• **Task**
Give only the count of lines that contain "weekend" in the material.

• **Records for the exercise**
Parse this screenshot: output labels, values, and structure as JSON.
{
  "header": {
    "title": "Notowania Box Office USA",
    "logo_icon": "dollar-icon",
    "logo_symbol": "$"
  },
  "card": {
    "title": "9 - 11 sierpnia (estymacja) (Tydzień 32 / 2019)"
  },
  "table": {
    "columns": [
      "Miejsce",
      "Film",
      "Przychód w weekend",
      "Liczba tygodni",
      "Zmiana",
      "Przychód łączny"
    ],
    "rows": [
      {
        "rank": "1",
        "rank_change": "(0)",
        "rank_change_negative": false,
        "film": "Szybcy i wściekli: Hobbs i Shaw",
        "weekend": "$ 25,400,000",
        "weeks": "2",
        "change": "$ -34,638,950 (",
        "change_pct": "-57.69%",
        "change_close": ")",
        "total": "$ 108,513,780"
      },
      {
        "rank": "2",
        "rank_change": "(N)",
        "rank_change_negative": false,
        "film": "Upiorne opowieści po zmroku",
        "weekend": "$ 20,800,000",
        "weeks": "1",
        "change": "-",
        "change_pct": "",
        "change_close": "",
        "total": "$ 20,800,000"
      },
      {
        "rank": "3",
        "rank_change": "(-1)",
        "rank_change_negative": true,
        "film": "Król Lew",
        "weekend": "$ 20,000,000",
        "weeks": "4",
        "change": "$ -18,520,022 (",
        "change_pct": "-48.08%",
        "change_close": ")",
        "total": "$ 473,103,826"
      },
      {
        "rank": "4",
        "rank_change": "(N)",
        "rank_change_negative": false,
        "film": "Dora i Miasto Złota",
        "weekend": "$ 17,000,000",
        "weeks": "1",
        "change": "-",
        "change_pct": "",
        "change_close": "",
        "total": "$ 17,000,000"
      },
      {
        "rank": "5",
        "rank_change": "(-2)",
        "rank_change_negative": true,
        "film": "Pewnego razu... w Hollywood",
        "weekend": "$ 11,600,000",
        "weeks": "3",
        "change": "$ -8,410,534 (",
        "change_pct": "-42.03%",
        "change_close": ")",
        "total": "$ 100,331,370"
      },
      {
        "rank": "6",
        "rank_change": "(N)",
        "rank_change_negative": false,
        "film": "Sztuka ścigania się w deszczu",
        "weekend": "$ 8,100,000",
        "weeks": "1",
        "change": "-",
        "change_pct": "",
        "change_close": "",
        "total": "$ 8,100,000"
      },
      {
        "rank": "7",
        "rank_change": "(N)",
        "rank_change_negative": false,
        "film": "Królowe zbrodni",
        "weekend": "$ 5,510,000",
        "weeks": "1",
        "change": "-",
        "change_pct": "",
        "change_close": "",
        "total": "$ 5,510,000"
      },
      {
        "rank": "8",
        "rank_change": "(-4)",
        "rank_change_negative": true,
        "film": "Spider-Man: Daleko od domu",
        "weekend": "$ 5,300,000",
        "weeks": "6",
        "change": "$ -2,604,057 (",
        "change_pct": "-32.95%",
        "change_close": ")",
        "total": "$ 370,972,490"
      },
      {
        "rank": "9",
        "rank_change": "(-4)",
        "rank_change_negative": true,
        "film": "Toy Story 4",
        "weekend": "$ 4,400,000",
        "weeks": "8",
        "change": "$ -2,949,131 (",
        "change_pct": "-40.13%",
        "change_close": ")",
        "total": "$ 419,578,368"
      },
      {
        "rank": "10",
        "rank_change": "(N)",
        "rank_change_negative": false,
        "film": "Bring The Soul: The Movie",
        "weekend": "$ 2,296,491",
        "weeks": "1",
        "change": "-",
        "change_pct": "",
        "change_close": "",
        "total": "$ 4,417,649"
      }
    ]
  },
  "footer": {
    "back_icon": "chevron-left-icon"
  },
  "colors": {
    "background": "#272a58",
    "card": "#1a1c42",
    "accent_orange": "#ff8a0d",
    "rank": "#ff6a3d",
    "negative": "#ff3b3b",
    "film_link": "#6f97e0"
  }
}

• **Output below**
11